Since I am in the middle of an amount of articles about Facebook and privacy, let's include this one to the collection :-).
The ever again strking aspect of this type of debate seems to me that Facebook is claimed by users (and critics) to make it the service they would like it to be. Don't get me wrong: I do fully subscribe to the fact that there are critics to the model, and am glad the debates don't slow down because I think it is important for deep thinking about technology and human interaction. But somehow it seems important to recall from time to time that we are talking here about a company, not a public service, with a vision, that we may or may not share.
Another aspect that strikes me is that the critics are mainly "auto-centered": concerned with what other will or may not see of them. Very few stress the fact that human (inter-)action serves (different) purposes and that we do need the other(s) to react to us. Disclosure on whatever scale is important with regards to the purposes of the action. The stress on"disclosure control" may obscure the expected purposes that everyone has.
"This is perhaps the most striking example of Facebook’s utter failure to understand how privacy works. I’ll grant that it is easier to find people if this information is public. And I’ll grant that many people will have a “less satisfying experience” if they don’t post photos or make connections. But, again, people used to have that choice. They could choose what to post to their profile and who can access it — they had control.
Now, it is all public. And if you have a problem with that, Facebook’s only response is essentially “don’t share it”.

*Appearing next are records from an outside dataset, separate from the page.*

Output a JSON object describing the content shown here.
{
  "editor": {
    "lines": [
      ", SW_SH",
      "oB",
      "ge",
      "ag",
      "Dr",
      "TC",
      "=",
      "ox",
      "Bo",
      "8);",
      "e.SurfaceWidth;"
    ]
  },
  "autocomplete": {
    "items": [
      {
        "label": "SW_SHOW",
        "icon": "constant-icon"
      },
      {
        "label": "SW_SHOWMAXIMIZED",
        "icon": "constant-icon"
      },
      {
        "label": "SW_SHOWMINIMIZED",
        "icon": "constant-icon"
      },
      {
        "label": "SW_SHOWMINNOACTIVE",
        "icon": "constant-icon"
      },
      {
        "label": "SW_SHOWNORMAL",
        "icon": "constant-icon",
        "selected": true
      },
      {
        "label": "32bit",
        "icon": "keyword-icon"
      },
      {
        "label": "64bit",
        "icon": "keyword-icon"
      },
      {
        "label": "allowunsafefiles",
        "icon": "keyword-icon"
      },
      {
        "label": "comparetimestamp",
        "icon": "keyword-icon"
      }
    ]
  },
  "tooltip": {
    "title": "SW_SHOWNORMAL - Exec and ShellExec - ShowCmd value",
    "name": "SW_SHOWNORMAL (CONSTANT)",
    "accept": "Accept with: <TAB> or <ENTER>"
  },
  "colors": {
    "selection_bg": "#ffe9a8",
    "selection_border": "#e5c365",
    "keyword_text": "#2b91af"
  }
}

To Facebook, privacy and control of information is a binary: either you share it with everyone, or you don’t share it at all. There’s no longer any space between these two poles, no way to control how these pieces of personal information are visible."